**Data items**

□ □ □ □ □ □ □

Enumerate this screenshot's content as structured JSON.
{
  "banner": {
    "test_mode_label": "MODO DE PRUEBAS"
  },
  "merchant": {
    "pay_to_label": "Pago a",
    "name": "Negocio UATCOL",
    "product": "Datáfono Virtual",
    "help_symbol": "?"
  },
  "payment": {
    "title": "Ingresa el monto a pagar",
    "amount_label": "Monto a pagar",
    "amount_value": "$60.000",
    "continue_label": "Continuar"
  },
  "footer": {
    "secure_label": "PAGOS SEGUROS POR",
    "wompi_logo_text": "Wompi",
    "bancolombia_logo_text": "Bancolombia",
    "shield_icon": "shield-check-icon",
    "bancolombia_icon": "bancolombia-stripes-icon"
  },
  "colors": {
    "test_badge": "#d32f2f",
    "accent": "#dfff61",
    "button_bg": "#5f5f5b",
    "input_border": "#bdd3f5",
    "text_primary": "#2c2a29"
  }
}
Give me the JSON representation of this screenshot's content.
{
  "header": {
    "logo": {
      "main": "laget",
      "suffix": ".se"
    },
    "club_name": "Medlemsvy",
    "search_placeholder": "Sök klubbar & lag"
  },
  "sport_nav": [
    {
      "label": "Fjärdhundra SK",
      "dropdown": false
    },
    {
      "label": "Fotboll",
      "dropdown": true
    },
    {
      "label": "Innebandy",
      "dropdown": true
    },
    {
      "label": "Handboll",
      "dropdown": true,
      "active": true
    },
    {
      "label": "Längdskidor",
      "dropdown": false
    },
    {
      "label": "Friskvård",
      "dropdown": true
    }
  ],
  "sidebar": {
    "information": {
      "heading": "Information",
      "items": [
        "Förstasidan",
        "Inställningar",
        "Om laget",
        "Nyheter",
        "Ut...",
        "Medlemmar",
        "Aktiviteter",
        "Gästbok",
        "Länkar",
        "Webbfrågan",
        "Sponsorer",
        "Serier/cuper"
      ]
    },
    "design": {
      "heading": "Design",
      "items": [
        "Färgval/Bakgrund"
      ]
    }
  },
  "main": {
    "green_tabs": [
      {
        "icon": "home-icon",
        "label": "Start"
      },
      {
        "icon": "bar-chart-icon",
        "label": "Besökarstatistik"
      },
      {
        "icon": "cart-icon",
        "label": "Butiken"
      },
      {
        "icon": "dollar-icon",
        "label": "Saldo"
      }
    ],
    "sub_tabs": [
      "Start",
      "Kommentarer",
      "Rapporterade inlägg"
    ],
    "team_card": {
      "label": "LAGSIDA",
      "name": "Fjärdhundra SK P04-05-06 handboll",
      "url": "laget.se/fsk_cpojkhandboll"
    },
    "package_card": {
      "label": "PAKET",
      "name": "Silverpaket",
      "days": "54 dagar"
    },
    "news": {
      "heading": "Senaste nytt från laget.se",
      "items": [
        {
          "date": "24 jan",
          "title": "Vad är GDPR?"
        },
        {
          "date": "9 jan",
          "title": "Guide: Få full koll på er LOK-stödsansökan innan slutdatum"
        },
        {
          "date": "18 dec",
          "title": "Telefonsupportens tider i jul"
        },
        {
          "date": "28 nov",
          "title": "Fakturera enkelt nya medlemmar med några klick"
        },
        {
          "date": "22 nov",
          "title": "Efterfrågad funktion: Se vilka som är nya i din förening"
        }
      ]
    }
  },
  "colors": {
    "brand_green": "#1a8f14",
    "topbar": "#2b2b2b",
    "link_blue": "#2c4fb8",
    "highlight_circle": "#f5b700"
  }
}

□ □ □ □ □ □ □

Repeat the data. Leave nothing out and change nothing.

Enumerate this screenshot's content as structured JSON.
{
  "banner": {
    "test_mode_label": "MODO DE PRUEBAS"
  },
  "merchant": {
    "pay_to_label": "Pago a",
    "name": "Negocio UATCOL",
    "product": "Datáfono Virtual",
    "help_symbol": "?"
  },
  "payment": {
    "title": "Ingresa el monto a pagar",
    "amount_label": "Monto a pagar",
    "amount_value": "$60.000",
    "continue_label": "Continuar"
  },
  "footer": {
    "secure_label": "PAGOS SEGUROS POR",
    "wompi_logo_text": "Wompi",
    "bancolombia_logo_text": "Bancolombia",
    "shield_icon": "shield-check-icon",
    "bancolombia_icon": "bancolombia-stripes-icon"
  },
  "colors": {
    "test_badge": "#d32f2f",
    "accent": "#dfff61",
    "button_bg": "#5f5f5b",
    "input_border": "#bdd3f5",
    "text_primary": "#2c2a29"
  }
}
Give me the JSON representation of this screenshot's content.
{
  "header": {
    "logo": {
      "main": "laget",
      "suffix": ".se"
    },
    "club_name": "Medlemsvy",
    "search_placeholder": "Sök klubbar & lag"
  },
  "sport_nav": [
    {
      "label": "Fjärdhundra SK",
      "dropdown": false
    },
    {
      "label": "Fotboll",
      "dropdown": true
    },
    {
      "label": "Innebandy",
      "dropdown": true
    },
    {
      "label": "Handboll",
      "dropdown": true,
      "active": true
    },
    {
      "label": "Längdskidor",
      "dropdown": false
    },
    {
      "label": "Friskvård",
      "dropdown": true
    }
  ],
  "sidebar": {
    "information": {
      "heading": "Information",
      "items": [
        "Förstasidan",
        "Inställningar",
        "Om laget",
        "Nyheter",
        "Ut...",
        "Medlemmar",
        "Aktiviteter",
        "Gästbok",
        "Länkar",
        "Webbfrågan",
        "Sponsorer",
        "Serier/cuper"
      ]
    },
    "design": {
      "heading": "Design",
      "items": [
        "Färgval/Bakgrund"
      ]
    }
  },
  "main": {
    "green_tabs": [
      {
        "icon": "home-icon",
        "label": "Start"
      },
      {
        "icon": "bar-chart-icon",
        "label": "Besökarstatistik"
      },
      {
        "icon": "cart-icon",
        "label": "Butiken"
      },
      {
        "icon": "dollar-icon",
        "label": "Saldo"
      }
    ],
    "sub_tabs": [
      "Start",
      "Kommentarer",
      "Rapporterade inlägg"
    ],
    "team_card": {
      "label": "LAGSIDA",
      "name": "Fjärdhundra SK P04-05-06 handboll",
      "url": "laget.se/fsk_cpojkhandboll"
    },
    "package_card": {
      "label": "PAKET",
      "name": "Silverpaket",
      "days": "54 dagar"
    },
    "news": {
      "heading": "Senaste nytt från laget.se",
      "items": [
        {
          "date": "24 jan",
          "title": "Vad är GDPR?"
        },
        {
          "date": "9 jan",
          "title": "Guide: Få full koll på er LOK-stödsansökan innan slutdatum"
        },
        {
          "date": "18 dec",
          "title": "Telefonsupportens tider i jul"
        },
        {
          "date": "28 nov",
          "title": "Fakturera enkelt nya medlemmar med några klick"
        },
        {
          "date": "22 nov",
          "title": "Efterfrågad funktion: Se vilka som är nya i din förening"
        }
      ]
    }
  },
  "colors": {
    "brand_green": "#1a8f14",
    "topbar": "#2b2b2b",
    "link_blue": "#2c4fb8",
    "highlight_circle": "#f5b700"
  }
}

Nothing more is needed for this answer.